Knowing when to pull the trigger on a deal is not always easy. Most people want the best possible deal, and by trying to continue to negotiate after a fair offer is made, they may miss out on the opportunity if the other party pulls it.
Here’s a comment from Mike Mann on Facebook yesterday afternoon after he gave what he deemed “a super duper low price” for a domain name his company owned and was motivated to sell:
“Live by the sword. People wanted to buy ResponsiblePower.com from me, I offered a super duper low price to get rid of it and move on, then they kept negotiating and being annoying, now its priced on the site tenfold.”
I don’t totally understand this tactic if the goal is to churn the domain name. I can’t imagine that I would ever pay 10x the asking price because I tried to get a better deal. In my opinion, it seems most likely that the prospective buyer will walk away angry and the deal is lost. Perhaps a humble apology would get Mike to reconsider, but who knows.
As an observer, it is another reminder that a good deal may be fleeting and it’s better to potentially overpay by a bit than risk losing the deal. This is especially important if the domain name is being acquired to be used for a specific project.

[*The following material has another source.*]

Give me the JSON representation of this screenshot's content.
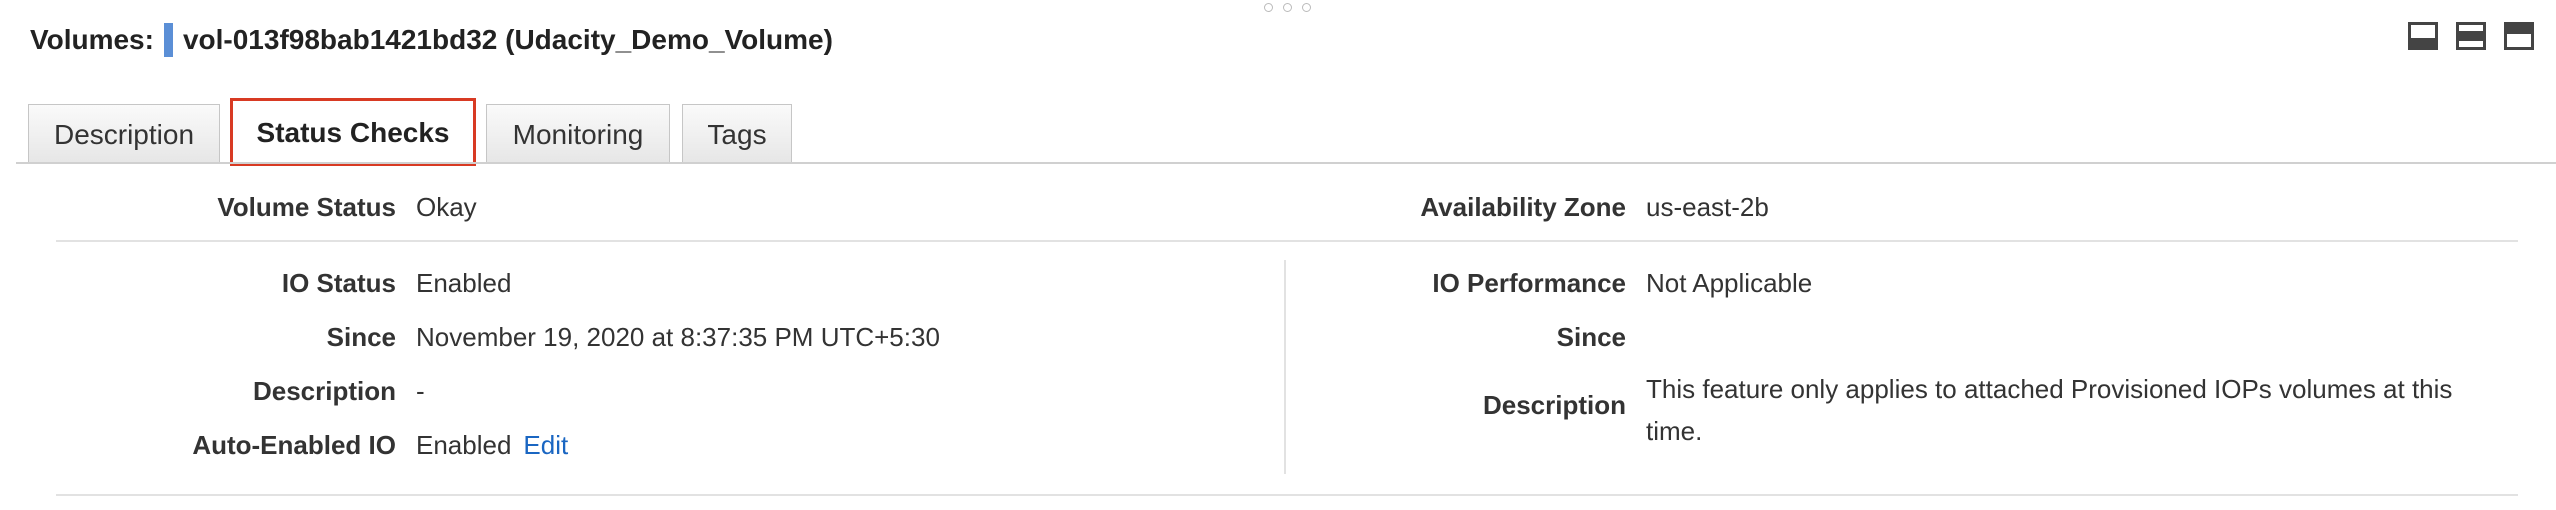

Yes, I’ve written about this a number of times, but it is something I have done and regretted more than once. I think this is a good reminder to not over-negotiate when a fair offer is made.